Only 20 percent of some 1,600 known child pornography sites were taken off the Internet in 2007 despite pressure from a Tokyo-based watchdog that monitors the harmful sites. As the Internet Hotline Center Japan is not authorized to enforce deletions or issue requests for such action to foreign servers, cross-border exchanges of pornographic images continue. The center detected 1,609 child porn sites last year, based mainly on tipoffs, and urged the taking down of 526 whose servers are located in Japan. However, only 339 accepted the request.
ZA - New website to expose child pornography
Members of the public can now anonymously report any images of sexual abuse discovered on the internet through a newly launched website in South Africa. The website, www.fpbprochild.org.za, which is available 24 hours, seven days a week was launched in Johannesburg by Deputy Minister of Home Affairs Malusi Gigaba. Mr Gigaba said the website service will afford members of the public an opportunity to report any incidences of child pornography online and remain anonymous. "Our internet content analysts will assess the contents of any reported website and will forward a detailed report to the law enforcement agencies in South Africa for further action. The Film and Publication Board fully supports the initiative Other stakeholders in the fight against child pornography included the South African Police Service, SABC and the Independent Communications Authority of South Africa.
Issue no. 386 - 20 April 2008
UK - IWF Annual Report highlights persistent core of child sexual abuse websites
The Internet Watch Foundation
Annual Report 2007
reveals new intelligence regarding the scale of publicly available child sexual abuse websites known to the IWF. Whilst it is very rare to trace these websites to the UK, the IWF has identified a core of 2755 websites hosted abroad during 2007; this total number has remained relatively static for three years and represents a concrete target which can be tackled through international partnerships.

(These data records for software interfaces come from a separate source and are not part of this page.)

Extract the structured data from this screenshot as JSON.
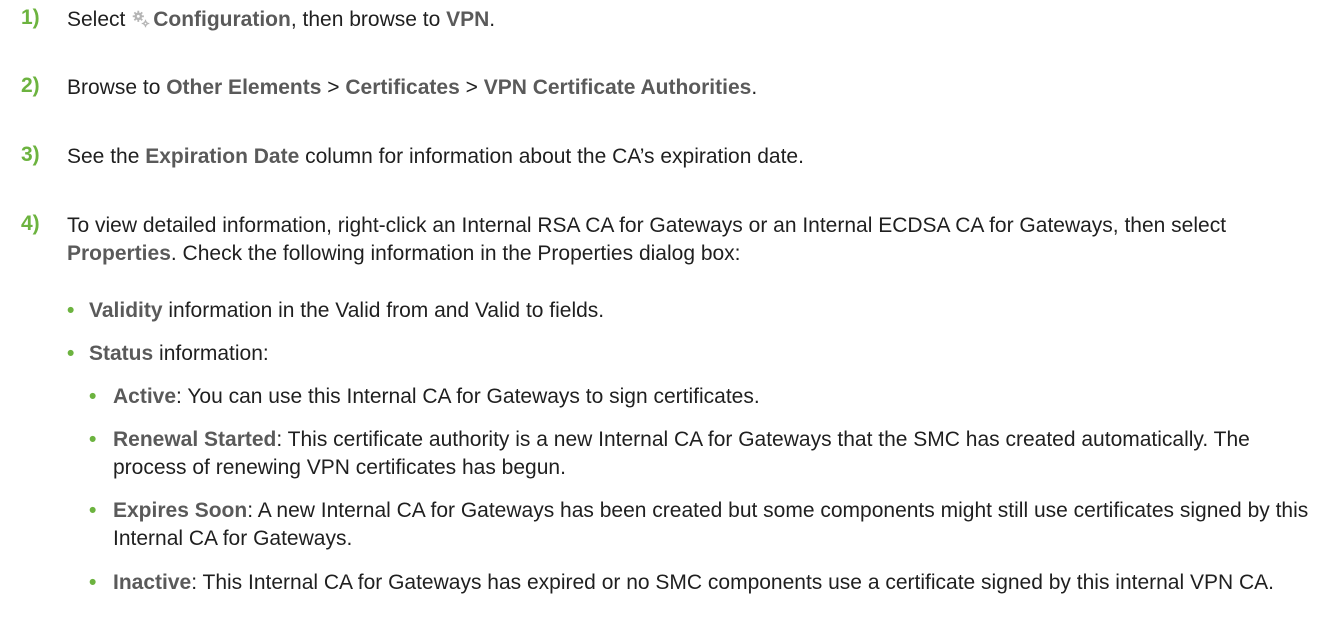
{
  "colors": {
    "accent": "#6cb33f",
    "ui_term": "#5a5a5a",
    "text": "#1f1f1f"
  },
  "steps": [
    {
      "num": "1)",
      "t1": "Select ",
      "icon": "gear-icon",
      "ui1": "Configuration",
      "t2": ", then browse to ",
      "ui2": "VPN",
      "t3": "."
    },
    {
      "num": "2)",
      "t1": "Browse to ",
      "ui1": "Other Elements",
      "t2": " > ",
      "ui2": "Certificates",
      "t3": " > ",
      "ui3": "VPN Certificate Authorities",
      "t4": "."
    },
    {
      "num": "3)",
      "t1": "See the ",
      "ui1": "Expiration Date",
      "t2": " column for information about the CA’s expiration date."
    },
    {
      "num": "4)",
      "t1": "To view detailed information, right-click an Internal RSA CA for Gateways or an Internal ECDSA CA for Gateways, then select ",
      "ui1": "Properties",
      "t2": ". Check the following information in the Properties dialog box:"
    }
  ],
  "bullet_char": "•",
  "bullets": [
    {
      "term": "Validity",
      "text": " information in the Valid from and Valid to fields."
    },
    {
      "term": "Status",
      "text": " information:"
    }
  ],
  "status_items": [
    {
      "term": "Active",
      "text": ": You can use this Internal CA for Gateways to sign certificates."
    },
    {
      "term": "Renewal Started",
      "text": ": This certificate authority is a new Internal CA for Gateways that the SMC has created automatically. The process of renewing VPN certificates has begun."
    },
    {
      "term": "Expires Soon",
      "text": ": A new Internal CA for Gateways has been created but some components might still use certificates signed by this Internal CA for Gateways."
    },
    {
      "term": "Inactive",
      "text": ": This Internal CA for Gateways has expired or no SMC components use a certificate signed by this internal VPN CA."
    }
  ]
}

This target is characterised by websites, 80% of which are commercial operations, which frequently hop host company and region to avoid detection. These tactics, coupled with the complex multi-national nature of the crimes, mean that only a united global response involving law enforcement authorities, governments and the international online sector will enable effective investigation of these websites, their content and the organisations behind them.
Issue no. 381 - 8 December 2007
UK - Web giants aid child porn hotline
Top internet companies have joined forces to publicise a hotline to report online child pornography. Internet giants AOL, Tiscali, Yahoo! and MSN are supporting the work of the Internet Watch Foundation (IWF). Through the hotline, the IWF offers a "notice and take-down" service to police and internet service providers.
Links to news items about legal and regulatory aspects of Internet and the information society, particularly those relating to information content, and market and technology.
QuickLinks consists of
a free newsletter appearing approximately every two to three weeks. The newsletter is distributed by electronic mail through an "announcement only" mailing list.
a Web site with frequent updates, an events page, news items organised by category as well as chronologically by issue and full text search.
QuickLinks is edited by Richard Swetenham
This work is licensed under a
Creative Commons Licence